A/B testing means comparing two versions of something to see which one performs better. Use this technique for your subject lines. Popular email marketing platforms like MailChimp and Pardot allow you to essentially split your email into two versions, and then deliver each version to a percentage of your recipient list as a test. The version with the highest open rate is then sent to the rest of your recipient list.
10. Monitor your email analytics religiously
Keep an eye on your email analytics to see how your subject lines affect open rates. By doing so, you’ll gain a better understanding of what types of subject lines get the highest open rates for your target market. Keep in mind that there are several other factors that affect open rates, such as the sender, day and time. Monitor everything.

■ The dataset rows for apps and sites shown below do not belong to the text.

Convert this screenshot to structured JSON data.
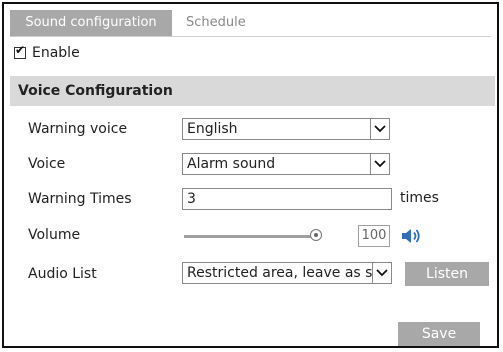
{
  "tabs": [
    {
      "label": "Sound configuration",
      "active": true
    },
    {
      "label": "Schedule",
      "active": false
    }
  ],
  "enable": {
    "label": "Enable",
    "checked": true
  },
  "section": {
    "title": "Voice Configuration"
  },
  "warning_voice": {
    "label": "Warning voice",
    "value": "English"
  },
  "voice": {
    "label": "Voice",
    "value": "Alarm sound"
  },
  "warning_times": {
    "label": "Warning Times",
    "value": "3",
    "unit": "times"
  },
  "volume": {
    "label": "Volume",
    "value": "100",
    "level_percent": 100
  },
  "audio_list": {
    "label": "Audio List",
    "value": "Restricted area, leave as so"
  },
  "buttons": {
    "listen": "Listen",
    "save": "Save"
  },
  "colors": {
    "tab_active": "#a8a8a8",
    "header_bg": "#d9d9d9",
    "button_bg": "#a8a8a8",
    "speaker": "#2f6fb5"
  }
}
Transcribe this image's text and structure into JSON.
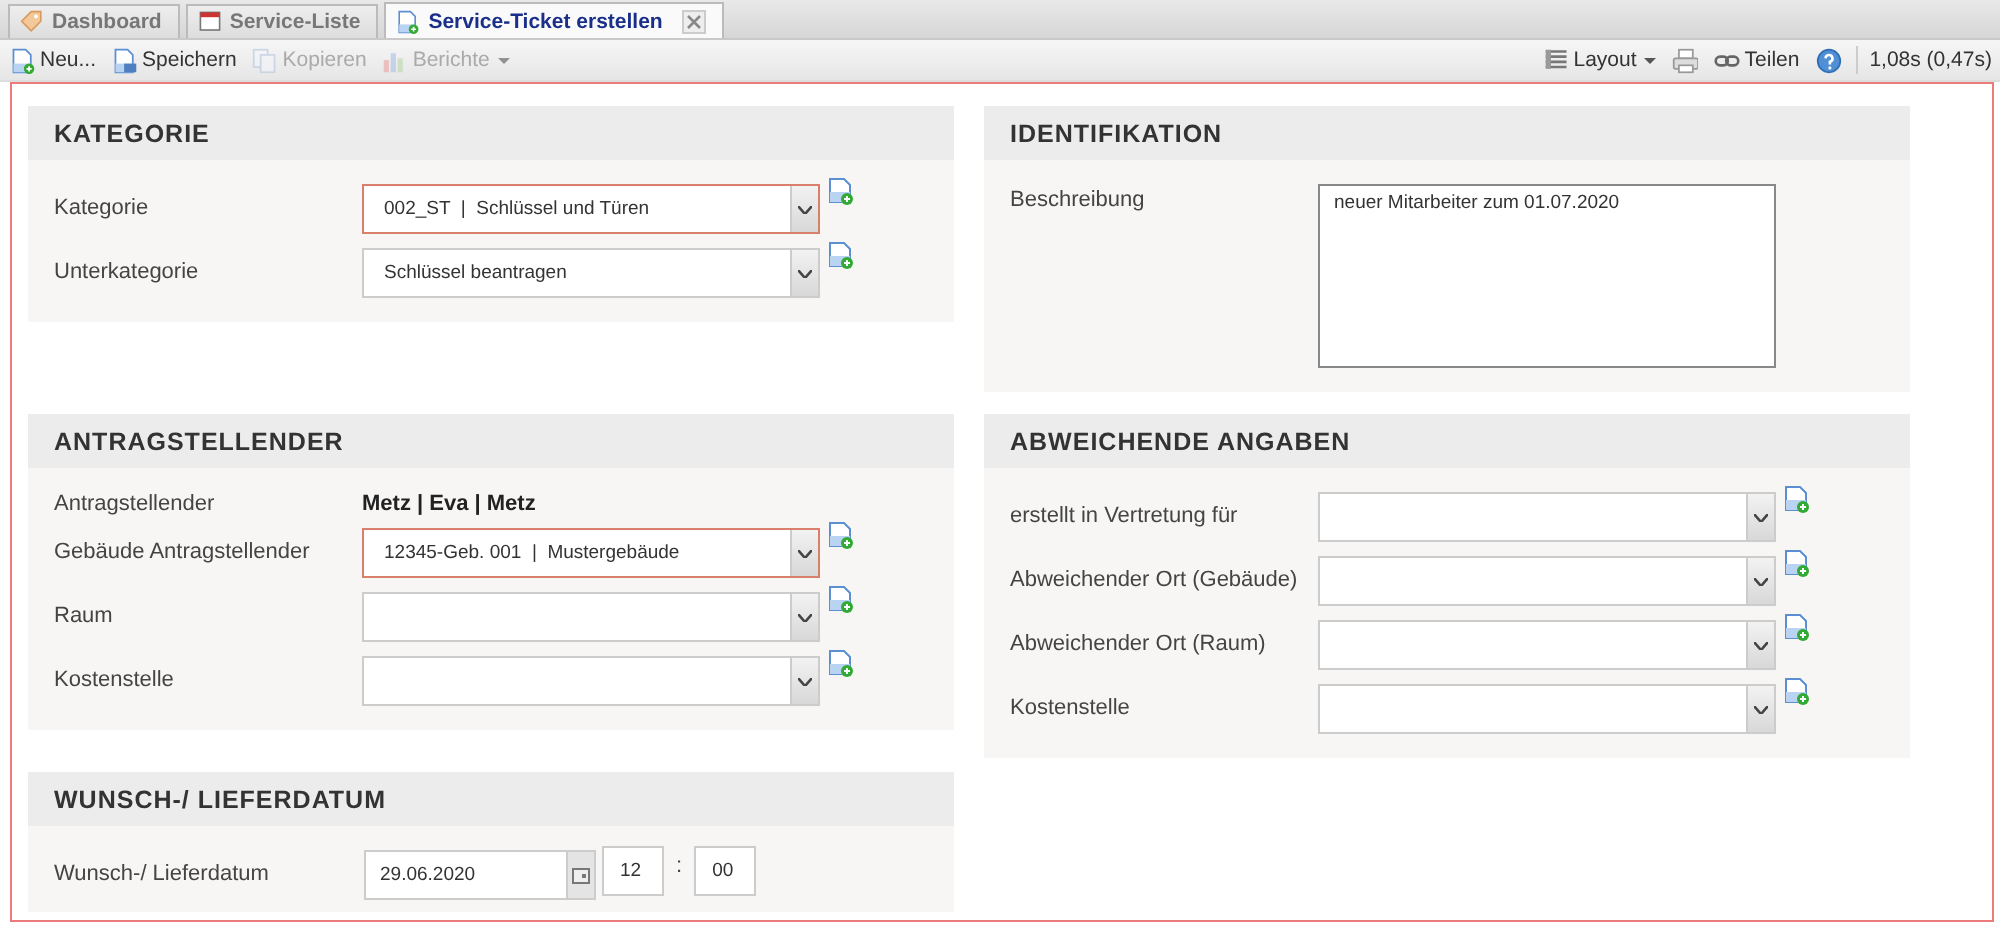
{
  "tabs": [
    {
      "label": "Dashboard",
      "selected": false,
      "kind": "tag"
    },
    {
      "label": "Service-Liste",
      "selected": false,
      "kind": "list"
    },
    {
      "label": "Service-Ticket erstellen",
      "selected": true,
      "kind": "new",
      "closable": true
    }
  ],
  "toolbar": {
    "left": [
      {
        "label": "Neu...",
        "kind": "new",
        "disabled": false,
        "dropdown": false
      },
      {
        "label": "Speichern",
        "kind": "save",
        "disabled": false,
        "dropdown": false
      },
      {
        "label": "Kopieren",
        "kind": "copy",
        "disabled": true,
        "dropdown": false
      },
      {
        "label": "Berichte",
        "kind": "chart",
        "disabled": true,
        "dropdown": true
      }
    ],
    "right": [
      {
        "label": "Layout",
        "kind": "layout",
        "disabled": false,
        "dropdown": true
      },
      {
        "kind": "print",
        "disabled": false,
        "dropdown": false
      },
      {
        "label": "Teilen",
        "kind": "link",
        "disabled": false,
        "dropdown": false
      },
      {
        "kind": "help",
        "disabled": false,
        "dropdown": false
      }
    ],
    "timing": "1,08s (0,47s)"
  },
  "form_rows": [
    [
      {
        "title": "KATEGORIE",
        "fields": [
          {
            "kind": "select",
            "label": "Kategorie",
            "value": "002_ST  |  Schlüssel und Türen",
            "required": true
          },
          {
            "kind": "select",
            "label": "Unterkategorie",
            "value": "Schlüssel beantragen",
            "required": false
          }
        ]
      },
      {
        "title": "IDENTIFIKATION",
        "fields": [
          {
            "kind": "textarea",
            "label": "Beschreibung",
            "value": "neuer Mitarbeiter zum 01.07.2020"
          }
        ]
      }
    ],
    [
      {
        "title": "ANTRAGSTELLENDER",
        "fields": [
          {
            "kind": "text",
            "label": "Antragstellender",
            "value": "Metz | Eva | Metz"
          },
          {
            "kind": "select",
            "label": "Gebäude Antragstellender",
            "value": "12345-Geb. 001  |  Mustergebäude",
            "required": true
          },
          {
            "kind": "select",
            "label": "Raum",
            "required": false
          },
          {
            "kind": "select",
            "label": "Kostenstelle",
            "required": false
          }
        ]
      },
      {
        "title": "ABWEICHENDE ANGABEN",
        "fields": [
          {
            "kind": "select",
            "label": "erstellt in Vertretung für",
            "required": false
          },
          {
            "kind": "select",
            "label": "Abweichender Ort (Gebäude)",
            "required": false
          },
          {
            "kind": "select",
            "label": "Abweichender Ort (Raum)",
            "required": false
          },
          {
            "kind": "select",
            "label": "Kostenstelle",
            "required": false
          }
        ]
      }
    ],
    [
      {
        "title": "WUNSCH-/ LIEFERDATUM",
        "fields": [
          {
            "kind": "datetime",
            "label": "Wunsch-/ Lieferdatum",
            "date": "29.06.2020",
            "hour": "12",
            "separator": ":",
            "minute": "00"
          }
        ]
      }
    ]
  ]
}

Back in the day, the subject line of Vendasta’s weekly sales webinar invite read “Vendasta Weekly Webinar Invite.” One day, the open rate dropped to an all-time low of 16.63%. Boy, those were dark days. But until we started monitoring our email analytics and testing new subject lines, we had no clue. Since varying our subject lines every week, our open rates for the webinar invite have ranged from 23.01% to 29.35%—that’s more than 300 extra opens per email.

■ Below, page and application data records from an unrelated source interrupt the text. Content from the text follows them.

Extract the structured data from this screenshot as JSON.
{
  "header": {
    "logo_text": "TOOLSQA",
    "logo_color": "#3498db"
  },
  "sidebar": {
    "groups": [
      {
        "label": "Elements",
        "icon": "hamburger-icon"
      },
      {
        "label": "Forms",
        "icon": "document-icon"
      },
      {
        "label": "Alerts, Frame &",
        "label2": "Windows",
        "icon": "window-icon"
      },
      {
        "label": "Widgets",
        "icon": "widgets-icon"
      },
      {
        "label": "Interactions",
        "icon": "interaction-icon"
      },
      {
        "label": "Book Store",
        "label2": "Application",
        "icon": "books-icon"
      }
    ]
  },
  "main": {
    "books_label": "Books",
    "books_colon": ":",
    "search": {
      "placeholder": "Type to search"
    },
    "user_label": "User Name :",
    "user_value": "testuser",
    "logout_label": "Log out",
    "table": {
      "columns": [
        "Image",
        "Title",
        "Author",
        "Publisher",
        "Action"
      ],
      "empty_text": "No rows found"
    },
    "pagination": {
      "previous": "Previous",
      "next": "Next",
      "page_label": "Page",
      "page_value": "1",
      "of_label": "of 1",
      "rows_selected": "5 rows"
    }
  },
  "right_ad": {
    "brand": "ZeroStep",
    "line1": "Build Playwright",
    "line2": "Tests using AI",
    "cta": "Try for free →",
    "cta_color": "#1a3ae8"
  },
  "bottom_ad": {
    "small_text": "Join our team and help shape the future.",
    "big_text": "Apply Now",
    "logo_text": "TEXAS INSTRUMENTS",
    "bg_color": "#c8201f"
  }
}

11. Remember: Your open rates will never be perfect
As much as you and I strive to improve our open rates until we reach the impossible—100%—there’s one thing holding us back: how open rates are measured.
Open rates require that an email is in HTML format and contains a tracking image (most marketing programs embed an invisible 1×1 pixel image within the content). If you’re not sending in HTML format, it cannot be tracked. That’s usually not an issue. But more commonly, your recipients’ email clients may block images upon the initial load of the email. Although they’ve opened the email, you will never know.
That’s where the click-through rate—a super reliable email analytics metric—comes in handy. Stay tuned for one of my upcoming email marketing blog post on CTRs. Until then, test out these subject line best practices for yourself. Leave a comment below to tell me what subject line tactics you found particularly successful.